(Extracted records)

○ ○ ○ ○ ○ ○ ○

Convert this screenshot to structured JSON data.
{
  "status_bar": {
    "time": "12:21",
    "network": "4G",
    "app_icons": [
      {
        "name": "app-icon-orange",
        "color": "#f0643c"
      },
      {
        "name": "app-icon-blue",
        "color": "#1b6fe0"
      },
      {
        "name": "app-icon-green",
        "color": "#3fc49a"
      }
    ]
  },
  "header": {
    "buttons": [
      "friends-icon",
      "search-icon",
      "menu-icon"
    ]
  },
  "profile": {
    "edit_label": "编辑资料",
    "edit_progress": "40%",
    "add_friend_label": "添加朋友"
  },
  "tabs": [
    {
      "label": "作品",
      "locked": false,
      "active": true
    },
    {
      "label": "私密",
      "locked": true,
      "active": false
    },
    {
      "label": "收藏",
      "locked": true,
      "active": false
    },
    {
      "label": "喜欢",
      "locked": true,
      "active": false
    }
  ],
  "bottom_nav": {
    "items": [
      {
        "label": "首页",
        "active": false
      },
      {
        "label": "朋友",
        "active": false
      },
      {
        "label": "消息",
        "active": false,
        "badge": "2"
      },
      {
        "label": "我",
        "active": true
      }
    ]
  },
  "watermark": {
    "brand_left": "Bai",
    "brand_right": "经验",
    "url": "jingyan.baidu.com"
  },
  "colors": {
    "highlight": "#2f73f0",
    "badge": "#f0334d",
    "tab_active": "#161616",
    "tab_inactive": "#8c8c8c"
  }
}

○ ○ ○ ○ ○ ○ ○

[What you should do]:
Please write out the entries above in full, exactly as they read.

[Result for this task]:
Convert this screenshot to structured JSON data.
{
  "status_bar": {
    "time": "12:21",
    "network": "4G",
    "app_icons": [
      {
        "name": "app-icon-orange",
        "color": "#f0643c"
      },
      {
        "name": "app-icon-blue",
        "color": "#1b6fe0"
      },
      {
        "name": "app-icon-green",
        "color": "#3fc49a"
      }
    ]
  },
  "header": {
    "buttons": [
      "friends-icon",
      "search-icon",
      "menu-icon"
    ]
  },
  "profile": {
    "edit_label": "编辑资料",
    "edit_progress": "40%",
    "add_friend_label": "添加朋友"
  },
  "tabs": [
    {
      "label": "作品",
      "locked": false,
      "active": true
    },
    {
      "label": "私密",
      "locked": true,
      "active": false
    },
    {
      "label": "收藏",
      "locked": true,
      "active": false
    },
    {
      "label": "喜欢",
      "locked": true,
      "active": false
    }
  ],
  "bottom_nav": {
    "items": [
      {
        "label": "首页",
        "active": false
      },
      {
        "label": "朋友",
        "active": false
      },
      {
        "label": "消息",
        "active": false,
        "badge": "2"
      },
      {
        "label": "我",
        "active": true
      }
    ]
  },
  "watermark": {
    "brand_left": "Bai",
    "brand_right": "经验",
    "url": "jingyan.baidu.com"
  },
  "colors": {
    "highlight": "#2f73f0",
    "badge": "#f0334d",
    "tab_active": "#161616",
    "tab_inactive": "#8c8c8c"
  }
}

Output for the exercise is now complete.